3. Personality-infused designs
Although we haven't designed many personality-infused projects this year, we're hearing a lot about them. Whether that's from prospective clients who dream of a forever home that fits all their needs and nurtures their unique hobbies and style, or seeing them published in magazines and in many other design-build companies' portfolios.
Our designers put together design palettes like the one pictured to the right not just for our clients but for fun all the time! Our current favorite theme is a cheeky pink and green combo that absolutely exudes personality. In our eyes, when you are surrounded by beautiful colors and unique décor your creativity will be boosted through the roof.
A few examples of personality-infused projects we've discussed recently include a basement remodel centered around a large D&D table, a tree house-inspired attic reading nook, and custom build cat shelves and ladders.
Like color and shape, texture is a necessary component to creating awe-inspiring interior design. In all forms of art, incorporating textural differences creates visual interest and can do many other things like alter light and shadow, or represent a certain mood.
The rise of texture in new residential spaces is still on the rise just not as fast as we previously expected. We still see a lot of clean lines and sleek surfaces.
Texture is best added in the details to not overwhelm the design. Lately, we have been seeing texture in light fixtures (like the one pictured to the left in the DADU we recently completed) flooring, furniture, and wallpapers. To see more of this project check out - Wallingford DADU.
Still today, most texture variety is added to spaces through furniture and décor. In the latter half of 2022 and still now, boucle fabric has started to peak, a recent example of how visual and tactile textures have come into play in recent trends.
Concrete, which originally blew up with Brutalism, is still very popular in modern commercial spaces.
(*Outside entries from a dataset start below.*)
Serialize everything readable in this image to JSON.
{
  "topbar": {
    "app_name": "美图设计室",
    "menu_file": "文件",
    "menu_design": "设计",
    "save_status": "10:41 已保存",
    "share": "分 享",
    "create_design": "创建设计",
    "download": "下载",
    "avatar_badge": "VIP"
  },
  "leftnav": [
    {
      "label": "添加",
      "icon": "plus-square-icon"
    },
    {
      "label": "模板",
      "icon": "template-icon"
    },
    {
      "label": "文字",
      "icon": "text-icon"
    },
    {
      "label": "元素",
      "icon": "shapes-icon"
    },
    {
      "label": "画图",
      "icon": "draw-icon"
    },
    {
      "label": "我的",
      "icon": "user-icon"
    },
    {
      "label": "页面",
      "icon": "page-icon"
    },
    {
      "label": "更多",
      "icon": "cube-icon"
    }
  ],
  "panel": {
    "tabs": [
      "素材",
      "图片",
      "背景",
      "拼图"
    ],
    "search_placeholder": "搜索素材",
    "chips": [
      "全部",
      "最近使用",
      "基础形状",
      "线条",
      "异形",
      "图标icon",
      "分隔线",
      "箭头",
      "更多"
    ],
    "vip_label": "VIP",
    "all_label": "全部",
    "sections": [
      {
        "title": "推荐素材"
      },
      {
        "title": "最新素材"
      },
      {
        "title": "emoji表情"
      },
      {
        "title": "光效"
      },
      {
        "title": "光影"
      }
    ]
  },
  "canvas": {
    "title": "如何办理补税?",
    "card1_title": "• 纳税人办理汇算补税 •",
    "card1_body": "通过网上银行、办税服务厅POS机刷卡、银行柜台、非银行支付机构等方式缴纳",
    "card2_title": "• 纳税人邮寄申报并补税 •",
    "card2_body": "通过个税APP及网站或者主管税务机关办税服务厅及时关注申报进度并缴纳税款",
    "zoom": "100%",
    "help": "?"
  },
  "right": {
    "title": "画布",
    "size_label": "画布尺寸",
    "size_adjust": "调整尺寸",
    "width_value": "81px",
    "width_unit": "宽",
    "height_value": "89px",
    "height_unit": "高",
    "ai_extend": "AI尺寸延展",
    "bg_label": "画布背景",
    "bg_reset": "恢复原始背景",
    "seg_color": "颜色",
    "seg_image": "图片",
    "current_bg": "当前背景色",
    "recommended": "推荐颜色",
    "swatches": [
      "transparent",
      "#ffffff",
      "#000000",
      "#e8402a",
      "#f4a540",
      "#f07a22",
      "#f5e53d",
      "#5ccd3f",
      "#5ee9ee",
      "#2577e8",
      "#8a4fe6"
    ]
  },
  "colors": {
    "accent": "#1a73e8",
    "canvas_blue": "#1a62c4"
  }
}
This year we were expecting to see more concrete flooring incorporated into residential home designs.
While we do have a history of designing residential spaces with concrete floors (especially heated floors) there haven't been many recent designs here at CRD that incorporate this finish. The cost of concrete has also risen exponentially over the last two years which may be a contributing factor.
With the recent demand for biophilic interiors, many of these spaces involve concrete floors and natural wood finishes to complement a large collection of house plants. We are still seeing tons of concrete details incorporated in heavily architectural-influenced designs in larger, more luxurious homes capable of offering the natural lighting necessary to combat the brutalist feeling that comes with concrete spaces.
6. Wellness spaces
Though not included in our portfolio, many of our more private clients have included spaces like in-home saunas in their designs. There is still a huge demand for a wellness space at home.
A few more examples are indoor hot tubs or soaking tubs. outdoor living spaces with private soaking tubs or even exercise rooms with huge windows to let homeowners enjoy the scenery of the outdoors while hiding away from the chilly weather here in Seattle.
We continue to see a rising demand for steam showers, saunas, reading nooks, exercise rooms, soaking tubs, and lounge spaces. A wellness space could literally be a lounge chair set in front of floor-to-ceiling windows that face the backyard or a grand view if you have one.
The main point of a wellness space is to give your home the tools to help you either relax and unwind or practice a calming hobby like gardening or yoga. To check out more of the wellness space to the left, check out - Mountlake Terrace Primary Bathroom/Spa and Laundry Room.
Wrapping it all up
There are so many design ideas out there, and it can be tricky not to layer too much onto an interior design. You want your space to fit your personality but not be a mishmash of too many trends you saw online. My fellow interior designers and I are here to help you find the perfect design to enjoy for many, many years. To learn more about our interior design and architectural services, tell us about your project by filling out our contact form.